GLTP targets to enhance their leadership skills such as creativity, practicability, and self-reflection widening their eyes to analyze the complexity and interrelations of diverse issues in Africa from both global and local perspectives which enables to bring the impact at the local level linking it to the global policy and strategy. GLTP supports students to ensure their researches’ outcome is to contribute to the achievement of SDGs in Africa. The participating students, therefore, are required to deepen their ideas and analysis to strategically link their research findings to the policy recommendation for the achievement of SDGs in Africa.
GLTP has two important approaches. One is for Japanese students to be directly guided by African supervisors at the host institutes to develop a viewpoint to address the issues from an African perspective as well as to propose a solution for the side of Africa. The other is to emphasize the importance of building a mutual relationship between students and local partners. Therefore, the participating students are expected to recognize the field not only as the subject of own research but also the counterpart to share the benefit of the study, and moreover to get the feedback from them to complete the field work.
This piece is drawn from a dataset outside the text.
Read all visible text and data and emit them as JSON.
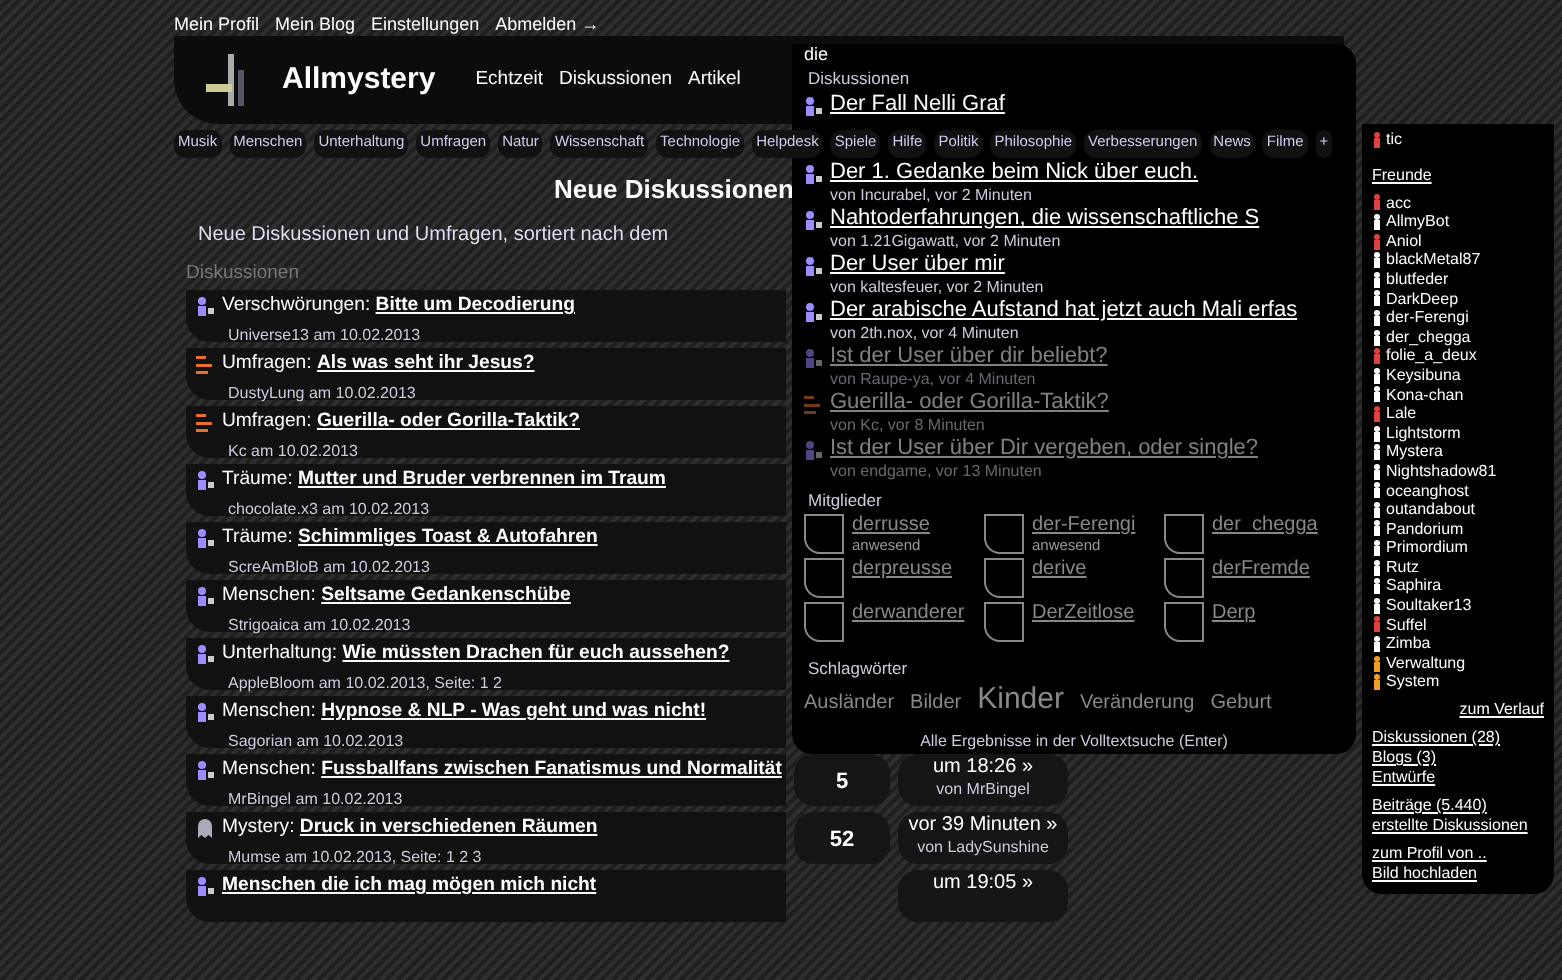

So far, a total of 66 Japanese graduate students (2013–2019) from 31 universities in Japan carried out their research at 24 universities/research institutes in 13 African countries. Alumni has started developing their career in various sectors such as private companies, consulting farms, NGOs, academia, and international organizations such as World Bank, IOM, UNEP, UNICEF, and UNOHR. Please see the outputs tab for the details of results, partner universities, and students’ research reports.